At Light Heavyweight, #13 Dominic Boesel took a stay busy fight winning over unranked Maximiliano Jorge Gomez, stopping him after 8 rounds. Boesel will maintain his ranking.
At Middleweight, #16 Jorge Sebastian Heiland took a stay busy fight winning over unranked Claudio Ariel Abalos, knocking him out in 6. Heiland will maintain his ranking.
At Junior Middleweight, #15 Juilian Williams decimates unranked veteran Luciano Cuello inside 90 seconds. Williams will rise to #14 as a result of his scintillating performance. Other fighters may rise or fall due to these changes.
Michael Nunn In His Own Words: His Boxing Career, Early Life, and Influential People – RSR Exclusive Interview
Exclusive Interview by Chris “Man of Few Words” Benedict
“I grew up with a loving family,” begins former World Middleweight Champion Michael “Second To” Nunn in a letter sent to me from the Hazelton Federal Correctional Institution in Bruceton Mills, West Virginia. “My cousin Marshall Jackson always was supportive of me in all of my affairs. My mother Madies, she was my leader and guide.”
Michael’s hometown of Davenport, Iowa-better known for turning out John Deere tractors than world class boxers – is part of an urban region known as the Quad-Cities which also consists of Bettendorf, Iowa as well as Rock Island, Moline, and East Moline, Illinois just across the Mississippi River. “All of my friends were boxing, so I decided to give it a try and when I did Mr. Pena told me that if I trained and worked hard, I could be a world champ.”
By Anthony “Stacks” Saldaña
The WBA “Regular” Welterweight Champion Keith “One Time” Thurman, 26-0, 22 KO’s seems to be on a collision course for a November fight with Shawn “Showtime” Porter, 26-1-1, 16 KO’s
The undefeated Thurman last entered the ring in July, against the always tough Luis Collazo, 36-7, 19 KO’s. Collazo who had blood pouring from a cut into his right eye after round 7 said he could not see out of his eye, so the fight was stopped one second into the eighth round giving Thurman the technical decision. According to ESPN’s Teddy Atlas, the ringside analyst for the Premiere Boxing Champions telecast, Thurman had hurt his left hand in training. And during the 12-round welterweight fight, Thurman at times used his left jab as a range finder, sometimes pawing with the jab and not throwing anything substantial behind it. So Thurman, using a lot of right-hand leads, was basically fighting with one hand.
By Dave “Mythical” Siderski
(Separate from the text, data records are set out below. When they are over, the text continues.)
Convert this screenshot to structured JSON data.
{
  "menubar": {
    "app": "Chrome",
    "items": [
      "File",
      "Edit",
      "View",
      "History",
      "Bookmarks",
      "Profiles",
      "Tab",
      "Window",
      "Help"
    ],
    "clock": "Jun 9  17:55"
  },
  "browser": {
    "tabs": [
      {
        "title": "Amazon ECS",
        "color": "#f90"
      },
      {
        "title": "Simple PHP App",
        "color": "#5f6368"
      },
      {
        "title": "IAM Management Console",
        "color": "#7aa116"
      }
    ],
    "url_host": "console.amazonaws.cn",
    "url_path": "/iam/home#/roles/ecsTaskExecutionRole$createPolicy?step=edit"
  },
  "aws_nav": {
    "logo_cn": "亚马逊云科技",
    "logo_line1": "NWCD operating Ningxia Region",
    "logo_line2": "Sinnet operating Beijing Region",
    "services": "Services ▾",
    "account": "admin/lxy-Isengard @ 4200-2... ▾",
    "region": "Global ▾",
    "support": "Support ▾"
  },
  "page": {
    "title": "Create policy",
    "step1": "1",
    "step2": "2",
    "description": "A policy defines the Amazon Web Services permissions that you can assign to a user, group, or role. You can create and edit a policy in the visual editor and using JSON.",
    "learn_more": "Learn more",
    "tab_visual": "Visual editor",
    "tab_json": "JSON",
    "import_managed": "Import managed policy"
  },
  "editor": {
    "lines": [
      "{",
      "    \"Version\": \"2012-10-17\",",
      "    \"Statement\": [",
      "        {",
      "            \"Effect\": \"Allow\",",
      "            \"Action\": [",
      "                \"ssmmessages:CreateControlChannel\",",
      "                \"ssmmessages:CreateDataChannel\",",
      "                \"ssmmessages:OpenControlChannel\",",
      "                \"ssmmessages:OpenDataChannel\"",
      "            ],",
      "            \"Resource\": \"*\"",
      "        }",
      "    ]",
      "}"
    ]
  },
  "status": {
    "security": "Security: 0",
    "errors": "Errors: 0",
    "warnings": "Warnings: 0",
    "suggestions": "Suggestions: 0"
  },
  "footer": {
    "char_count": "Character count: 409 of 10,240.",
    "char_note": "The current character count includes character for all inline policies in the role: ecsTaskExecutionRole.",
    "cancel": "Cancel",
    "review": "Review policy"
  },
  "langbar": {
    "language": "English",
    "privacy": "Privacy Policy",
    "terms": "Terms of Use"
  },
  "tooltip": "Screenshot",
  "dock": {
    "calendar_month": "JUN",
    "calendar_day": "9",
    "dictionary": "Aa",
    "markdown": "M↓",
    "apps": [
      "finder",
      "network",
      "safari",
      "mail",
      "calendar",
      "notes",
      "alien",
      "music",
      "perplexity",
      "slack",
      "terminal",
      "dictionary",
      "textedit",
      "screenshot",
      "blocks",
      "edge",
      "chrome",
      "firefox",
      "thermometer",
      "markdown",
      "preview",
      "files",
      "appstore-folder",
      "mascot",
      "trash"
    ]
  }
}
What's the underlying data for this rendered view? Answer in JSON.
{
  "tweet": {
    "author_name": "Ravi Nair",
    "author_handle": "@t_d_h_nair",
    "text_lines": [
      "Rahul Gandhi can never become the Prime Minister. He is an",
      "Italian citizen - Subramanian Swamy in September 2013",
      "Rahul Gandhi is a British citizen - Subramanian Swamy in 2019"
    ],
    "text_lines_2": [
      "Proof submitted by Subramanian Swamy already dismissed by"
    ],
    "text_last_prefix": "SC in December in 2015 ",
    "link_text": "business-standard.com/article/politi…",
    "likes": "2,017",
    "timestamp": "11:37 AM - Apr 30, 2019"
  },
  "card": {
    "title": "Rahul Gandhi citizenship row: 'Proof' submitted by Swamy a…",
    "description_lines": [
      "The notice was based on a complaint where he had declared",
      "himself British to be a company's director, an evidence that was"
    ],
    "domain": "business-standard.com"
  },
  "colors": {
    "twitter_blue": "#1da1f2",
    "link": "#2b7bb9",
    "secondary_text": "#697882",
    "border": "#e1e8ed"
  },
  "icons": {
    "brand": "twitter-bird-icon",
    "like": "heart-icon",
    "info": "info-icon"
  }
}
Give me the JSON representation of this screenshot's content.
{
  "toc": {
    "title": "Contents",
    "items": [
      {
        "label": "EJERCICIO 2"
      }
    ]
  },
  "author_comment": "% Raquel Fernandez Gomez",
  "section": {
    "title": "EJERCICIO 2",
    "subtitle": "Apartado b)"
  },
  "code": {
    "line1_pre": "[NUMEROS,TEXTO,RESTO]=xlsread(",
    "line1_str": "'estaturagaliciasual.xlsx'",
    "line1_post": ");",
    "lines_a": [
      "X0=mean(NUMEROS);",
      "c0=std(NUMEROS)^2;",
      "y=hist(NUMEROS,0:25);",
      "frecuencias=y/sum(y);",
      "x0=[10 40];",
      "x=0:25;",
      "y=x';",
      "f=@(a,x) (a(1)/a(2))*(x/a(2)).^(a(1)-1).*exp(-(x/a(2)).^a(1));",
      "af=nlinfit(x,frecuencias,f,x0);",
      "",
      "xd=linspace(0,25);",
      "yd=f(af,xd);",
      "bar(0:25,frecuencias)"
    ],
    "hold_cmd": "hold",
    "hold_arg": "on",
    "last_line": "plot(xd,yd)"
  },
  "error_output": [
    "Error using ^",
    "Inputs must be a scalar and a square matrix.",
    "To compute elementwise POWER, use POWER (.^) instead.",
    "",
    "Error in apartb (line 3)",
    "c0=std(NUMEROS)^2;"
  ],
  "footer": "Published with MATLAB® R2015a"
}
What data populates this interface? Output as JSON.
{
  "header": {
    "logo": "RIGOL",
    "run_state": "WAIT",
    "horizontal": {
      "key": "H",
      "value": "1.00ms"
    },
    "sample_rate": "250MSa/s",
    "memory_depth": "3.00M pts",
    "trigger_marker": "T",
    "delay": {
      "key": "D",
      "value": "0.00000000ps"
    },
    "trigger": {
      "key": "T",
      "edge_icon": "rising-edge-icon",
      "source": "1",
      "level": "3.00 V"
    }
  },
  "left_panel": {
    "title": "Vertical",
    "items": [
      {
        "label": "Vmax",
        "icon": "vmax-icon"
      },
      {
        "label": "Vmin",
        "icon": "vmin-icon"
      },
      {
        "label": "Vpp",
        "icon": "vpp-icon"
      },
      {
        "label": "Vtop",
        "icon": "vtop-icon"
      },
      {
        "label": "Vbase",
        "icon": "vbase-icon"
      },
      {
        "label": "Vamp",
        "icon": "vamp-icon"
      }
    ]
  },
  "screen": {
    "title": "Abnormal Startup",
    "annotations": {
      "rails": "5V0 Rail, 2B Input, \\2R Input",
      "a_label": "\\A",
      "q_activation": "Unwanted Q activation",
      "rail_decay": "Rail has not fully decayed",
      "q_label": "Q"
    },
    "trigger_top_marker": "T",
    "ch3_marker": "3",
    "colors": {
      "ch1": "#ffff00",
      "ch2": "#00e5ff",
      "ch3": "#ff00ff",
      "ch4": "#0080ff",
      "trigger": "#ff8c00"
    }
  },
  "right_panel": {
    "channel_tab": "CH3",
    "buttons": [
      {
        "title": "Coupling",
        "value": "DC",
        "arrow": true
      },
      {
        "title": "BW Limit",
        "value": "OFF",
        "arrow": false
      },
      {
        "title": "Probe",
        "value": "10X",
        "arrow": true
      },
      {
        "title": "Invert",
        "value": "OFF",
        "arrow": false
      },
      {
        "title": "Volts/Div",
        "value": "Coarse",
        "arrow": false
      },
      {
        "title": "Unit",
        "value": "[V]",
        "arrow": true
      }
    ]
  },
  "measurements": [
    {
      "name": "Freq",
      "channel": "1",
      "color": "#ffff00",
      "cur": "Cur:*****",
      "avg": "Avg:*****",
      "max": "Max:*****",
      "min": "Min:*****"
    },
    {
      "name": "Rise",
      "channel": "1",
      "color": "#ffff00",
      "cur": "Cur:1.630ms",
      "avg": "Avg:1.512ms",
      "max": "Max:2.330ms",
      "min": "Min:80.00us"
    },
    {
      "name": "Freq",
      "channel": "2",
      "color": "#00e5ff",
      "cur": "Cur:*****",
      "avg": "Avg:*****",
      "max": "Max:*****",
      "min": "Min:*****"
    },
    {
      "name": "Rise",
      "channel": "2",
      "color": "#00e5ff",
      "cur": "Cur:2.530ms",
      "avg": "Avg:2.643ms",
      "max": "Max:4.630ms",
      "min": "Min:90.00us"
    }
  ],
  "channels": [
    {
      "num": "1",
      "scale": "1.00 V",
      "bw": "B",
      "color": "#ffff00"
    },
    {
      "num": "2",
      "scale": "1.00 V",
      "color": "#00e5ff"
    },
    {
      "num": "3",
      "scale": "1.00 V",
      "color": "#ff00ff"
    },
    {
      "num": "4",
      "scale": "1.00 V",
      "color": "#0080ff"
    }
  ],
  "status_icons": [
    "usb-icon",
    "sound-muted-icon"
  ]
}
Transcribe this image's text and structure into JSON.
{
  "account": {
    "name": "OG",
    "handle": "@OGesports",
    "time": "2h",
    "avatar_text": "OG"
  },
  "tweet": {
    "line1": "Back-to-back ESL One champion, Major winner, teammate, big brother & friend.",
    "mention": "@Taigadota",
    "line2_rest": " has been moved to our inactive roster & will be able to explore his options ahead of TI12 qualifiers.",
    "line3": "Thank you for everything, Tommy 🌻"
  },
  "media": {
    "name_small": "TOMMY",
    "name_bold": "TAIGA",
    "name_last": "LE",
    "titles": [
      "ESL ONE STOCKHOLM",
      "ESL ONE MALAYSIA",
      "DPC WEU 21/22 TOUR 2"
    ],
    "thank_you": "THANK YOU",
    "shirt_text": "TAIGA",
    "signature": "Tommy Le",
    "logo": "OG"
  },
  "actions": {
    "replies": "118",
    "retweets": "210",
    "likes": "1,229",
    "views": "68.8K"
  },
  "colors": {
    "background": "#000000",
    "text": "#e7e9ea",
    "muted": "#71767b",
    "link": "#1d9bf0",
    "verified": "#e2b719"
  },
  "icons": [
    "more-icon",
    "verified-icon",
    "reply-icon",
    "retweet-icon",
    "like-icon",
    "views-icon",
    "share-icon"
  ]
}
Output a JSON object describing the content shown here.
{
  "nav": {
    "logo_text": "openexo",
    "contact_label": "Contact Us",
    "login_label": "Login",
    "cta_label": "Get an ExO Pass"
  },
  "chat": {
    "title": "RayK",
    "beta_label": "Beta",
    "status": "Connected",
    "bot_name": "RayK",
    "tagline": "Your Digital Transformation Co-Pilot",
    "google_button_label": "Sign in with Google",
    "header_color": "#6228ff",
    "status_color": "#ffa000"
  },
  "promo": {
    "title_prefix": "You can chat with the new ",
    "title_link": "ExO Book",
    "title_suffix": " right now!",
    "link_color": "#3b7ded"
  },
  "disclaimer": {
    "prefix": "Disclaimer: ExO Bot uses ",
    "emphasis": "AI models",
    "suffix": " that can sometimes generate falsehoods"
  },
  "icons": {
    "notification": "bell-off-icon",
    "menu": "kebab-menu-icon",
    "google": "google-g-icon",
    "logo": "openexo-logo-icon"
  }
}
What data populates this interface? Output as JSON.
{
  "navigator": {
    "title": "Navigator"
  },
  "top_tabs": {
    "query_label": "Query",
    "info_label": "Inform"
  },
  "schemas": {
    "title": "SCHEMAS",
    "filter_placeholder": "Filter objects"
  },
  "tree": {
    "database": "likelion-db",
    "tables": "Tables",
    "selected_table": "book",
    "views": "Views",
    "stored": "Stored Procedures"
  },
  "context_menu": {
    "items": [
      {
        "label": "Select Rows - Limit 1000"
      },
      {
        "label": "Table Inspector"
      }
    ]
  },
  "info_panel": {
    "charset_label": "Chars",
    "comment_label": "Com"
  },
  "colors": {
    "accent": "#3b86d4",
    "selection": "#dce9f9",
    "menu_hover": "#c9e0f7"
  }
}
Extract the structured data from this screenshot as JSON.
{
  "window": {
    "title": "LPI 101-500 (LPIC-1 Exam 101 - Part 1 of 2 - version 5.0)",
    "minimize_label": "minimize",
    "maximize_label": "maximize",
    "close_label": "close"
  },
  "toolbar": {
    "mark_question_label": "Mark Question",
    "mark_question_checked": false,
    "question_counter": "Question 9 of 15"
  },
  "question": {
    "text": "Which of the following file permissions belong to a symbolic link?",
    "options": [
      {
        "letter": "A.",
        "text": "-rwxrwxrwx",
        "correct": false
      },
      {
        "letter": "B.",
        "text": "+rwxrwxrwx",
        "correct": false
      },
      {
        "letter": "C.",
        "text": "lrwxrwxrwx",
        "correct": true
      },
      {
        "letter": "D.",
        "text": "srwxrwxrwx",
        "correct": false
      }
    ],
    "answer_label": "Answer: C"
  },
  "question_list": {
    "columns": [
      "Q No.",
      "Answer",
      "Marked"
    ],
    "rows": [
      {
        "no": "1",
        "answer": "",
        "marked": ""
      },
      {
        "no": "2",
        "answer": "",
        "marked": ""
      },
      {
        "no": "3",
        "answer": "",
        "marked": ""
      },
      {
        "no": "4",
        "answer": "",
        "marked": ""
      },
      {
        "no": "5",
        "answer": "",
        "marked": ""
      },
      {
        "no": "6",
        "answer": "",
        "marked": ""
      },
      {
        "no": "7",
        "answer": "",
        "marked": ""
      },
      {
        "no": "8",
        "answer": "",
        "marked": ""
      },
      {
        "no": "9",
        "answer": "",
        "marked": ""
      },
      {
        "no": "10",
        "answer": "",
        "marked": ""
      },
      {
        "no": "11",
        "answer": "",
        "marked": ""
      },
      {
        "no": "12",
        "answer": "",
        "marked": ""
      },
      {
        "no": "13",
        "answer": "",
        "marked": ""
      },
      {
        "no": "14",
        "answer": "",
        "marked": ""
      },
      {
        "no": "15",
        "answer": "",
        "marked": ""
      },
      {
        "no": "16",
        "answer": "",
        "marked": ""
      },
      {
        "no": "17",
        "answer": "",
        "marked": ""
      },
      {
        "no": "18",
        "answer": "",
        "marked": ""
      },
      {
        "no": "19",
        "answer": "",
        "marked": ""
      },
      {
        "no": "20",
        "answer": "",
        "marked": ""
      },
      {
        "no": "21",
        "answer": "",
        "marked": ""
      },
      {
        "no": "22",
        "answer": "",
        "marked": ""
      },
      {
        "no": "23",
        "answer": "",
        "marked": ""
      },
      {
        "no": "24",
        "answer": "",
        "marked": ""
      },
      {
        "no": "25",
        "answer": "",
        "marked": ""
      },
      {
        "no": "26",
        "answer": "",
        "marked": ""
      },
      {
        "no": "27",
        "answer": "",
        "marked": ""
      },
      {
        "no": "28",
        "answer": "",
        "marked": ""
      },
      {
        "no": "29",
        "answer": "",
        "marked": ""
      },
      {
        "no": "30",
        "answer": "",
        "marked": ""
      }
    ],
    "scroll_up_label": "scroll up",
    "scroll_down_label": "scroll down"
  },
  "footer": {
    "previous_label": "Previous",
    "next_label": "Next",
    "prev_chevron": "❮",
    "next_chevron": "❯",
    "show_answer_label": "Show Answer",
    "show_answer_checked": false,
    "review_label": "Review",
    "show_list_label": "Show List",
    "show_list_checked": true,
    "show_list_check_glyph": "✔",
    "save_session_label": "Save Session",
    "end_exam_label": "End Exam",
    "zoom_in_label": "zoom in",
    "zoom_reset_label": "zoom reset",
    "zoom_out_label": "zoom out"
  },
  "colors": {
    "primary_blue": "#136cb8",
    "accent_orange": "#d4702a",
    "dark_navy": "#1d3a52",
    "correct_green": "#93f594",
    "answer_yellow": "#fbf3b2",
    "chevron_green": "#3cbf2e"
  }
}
Thomas Hearns is a fighter who is probably best known for his losses against Sugar Ray Leonard and Marvelous Marvin Hagler. That is a damned shame because Hearns was an outstanding fighter in his own right, one of the most uniquely gifted men ever seen in the ring.
Thomas Hearns was an accomplished amateur winning 155 of 163 bouts but scoring only 11 knockouts. The gangly Hearns, standing 6’1’’, showed no signs of the legendary punching power that would come to define him as a professional. He turned professional in November 1977 with a second round knockout victory over Jerome Hill. Hearns stopped his first 17 opponents before finally being extended to the 10 round distance by Alfonso Hayman in April 1979. Over the next year, Hearns continued to storm through the Welterweight division, destroying men such as Harold Weston, Bruce Curry, Saensak Muangsurin, Angel Espada, and Eddie Gazo. By May 1980, “The Hitman’s” record stood at 28-0, 26 KOs.
The Navarre Raiders defeat local rival Choctawhatchee Indians 16-14. In a hard fought game, the Raiders add another win to their record by defeating the Indians. The 4-0 Raiders travel to Fort Walton Beach to face the Vikings on September 25th.
Randy Blake defeated Evan Nedd by unanimous decision in a thriller.
Jones defeated Lawrence by unanimous decision.